Papers and presentations about transactional memory in Haskell


Beautiful concurrency

Simon Peyton Jones. This is a chapter for the book "Beautiful code", edited by Greg Wilson, O'Reilly 2007. Abstract The free lunch is over. We have grown used to the idea that our programs will go faster when we buy a next-generation processor, but that time has passed. While that next-generation chip will have more CPUs, each individual CPU will be no faster than the previous year's model. If we want our program to run faster, we must learn to write parallel programs.

Parallel programs execute in a non-deterministic way, so they are hard to test, and bugs can be almost impossible to reproduce. If we want to write parallel programs that work reliably, we must pay particular attention to beauty. Sadly, parallel program are often less beautiful than their sequential cousins; in particular they are, as we shall see, less modular.

In this chapter I describe Software Transactional Memory (STM), a promising new approach to programming shared-memory parallel processors. Although still in its infancy, STM seems to support modular programs in a way that current technology does not. By the time we are done, I hope you will be as enthusiastic as I am about STM. It is not a solution to every problem, but it is a beautiful and inspiring attack on the daunting ramparts of concurrency.


Composable memory transactions

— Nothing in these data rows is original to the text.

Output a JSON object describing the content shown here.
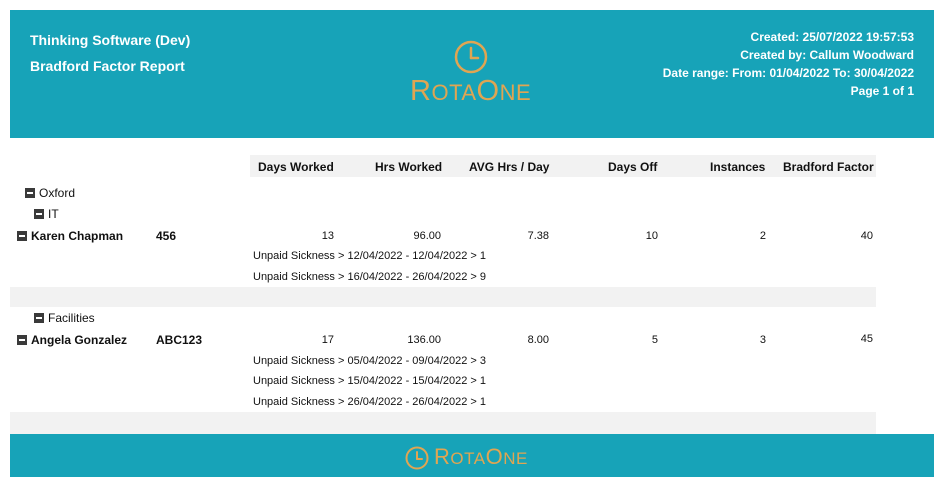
{
  "header": {
    "org": "Thinking Software (Dev)",
    "report_title": "Bradford Factor Report",
    "created": "Created: 25/07/2022 19:57:53",
    "created_by": "Created by: Callum Woodward",
    "date_range": "Date range: From: 01/04/2022 To: 30/04/2022",
    "page": "Page 1 of  1",
    "logo_text_big1": "R",
    "logo_text_small1": "OTA",
    "logo_text_big2": "O",
    "logo_text_small2": "NE",
    "logo_color": "#e0a552",
    "bg_color": "#17a3b8"
  },
  "columns": [
    "Days Worked",
    "Hrs Worked",
    "AVG Hrs / Day",
    "Days Off",
    "Instances",
    "Bradford Factor"
  ],
  "groups": [
    {
      "location": "Oxford",
      "department": "IT",
      "employee": {
        "name": "Karen Chapman",
        "id": "456",
        "days_worked": "13",
        "hrs_worked": "96.00",
        "avg_hrs_day": "7.38",
        "days_off": "10",
        "instances": "2",
        "bradford_factor": "40",
        "details": [
          "Unpaid Sickness > 12/04/2022 - 12/04/2022 > 1",
          "Unpaid Sickness > 16/04/2022 - 26/04/2022 > 9"
        ]
      }
    },
    {
      "department": "Facilities",
      "employee": {
        "name": "Angela Gonzalez",
        "id": "ABC123",
        "days_worked": "17",
        "hrs_worked": "136.00",
        "avg_hrs_day": "8.00",
        "days_off": "5",
        "instances": "3",
        "bradford_factor": "45",
        "details": [
          "Unpaid Sickness > 05/04/2022 - 09/04/2022 > 3",
          "Unpaid Sickness > 15/04/2022 - 15/04/2022 > 1",
          "Unpaid Sickness > 26/04/2022 - 26/04/2022 > 1"
        ]
      }
    }
  ]
}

Tim Harris, Simon Marlow, Simon Peyton Jones, and Maurice Herlihy. ACM Conference on Principles and Practice of Parallel Programming 2005 (PPoPP'05). Abstract. Writing concurrent programs is notoriously difficult, and is of increasing practical importance. A particular source of concern is that even correctly-implemented concurrency abstractions cannot be composed together to form larger abstractions. In this paper we present a new concurrency model, based on transactional memory, that offers far richer composition. All the usual benefits of transactional memory are present (e.g. freedom from deadlock), but in addition we describe new modular forms of blocking and choice that have been inaccessible in earlier work. We've updated the original "Composable memory transactions" paper by fixing a couple of typos in the semantics. More importantly, it also includes an Appendix that describes a more consistent semantics for exceptions; this is what we propose to implement in GHC 6.6.

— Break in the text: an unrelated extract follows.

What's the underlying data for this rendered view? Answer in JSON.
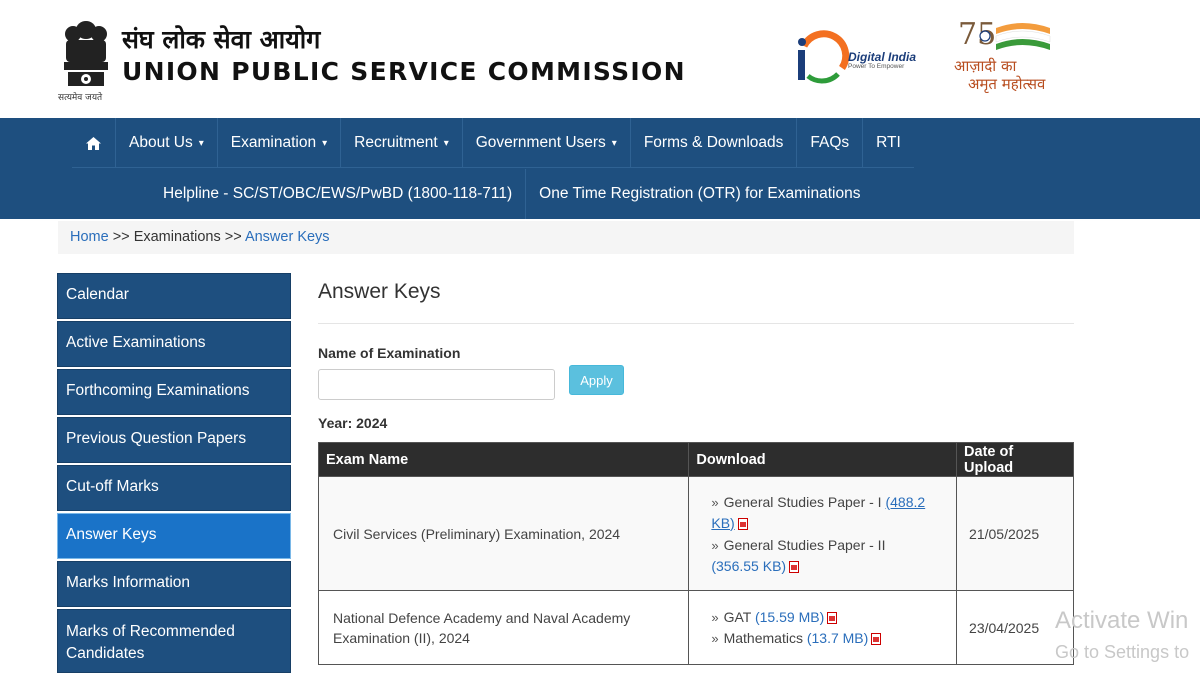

Lock -Free Data Structures using STMs in Haskell

Anthony Discolo, Tim Harris, Simon Marlow, Simon Peyton Jones, and Satnam Singh. Eighth International Symposium on Functional and Logic Programming, April 2006 (FLOPS'06). Abstract. This paper explores the feasibility of re-expressing concurrent algorithms with explicit locks in terms of lock free code written using Haskell's implementation of Software Transactional Memory (STM). Preliminary experimental results are presented which show that for multi-processor systems the simpler lock free implementations offer competitive or superior performance when compared to their corresponding the lock based implementations.

Transactional memory with data invariants

Tim Harris and Simon Peyton Jones. First ACM SIGPLAN Workshop on Languages, Compilers, and Hardware Support for Transactional Computing (TRANSACT'06), 11 June 2006, Ottawa, Canada. Abstract. This paper introduces a mechanism for asserting invariants that are maintained by a program that uses atomic memory transactions. The idea is simple: a programmer writes check E where E is an expression that should be preserved by every atomic update for the remainder of the program's execution. We have extended STM Haskell to dynamically evaluate check statements atomically with the user's updates: the result is that we can identify precisely which update is the first one to break an invariant.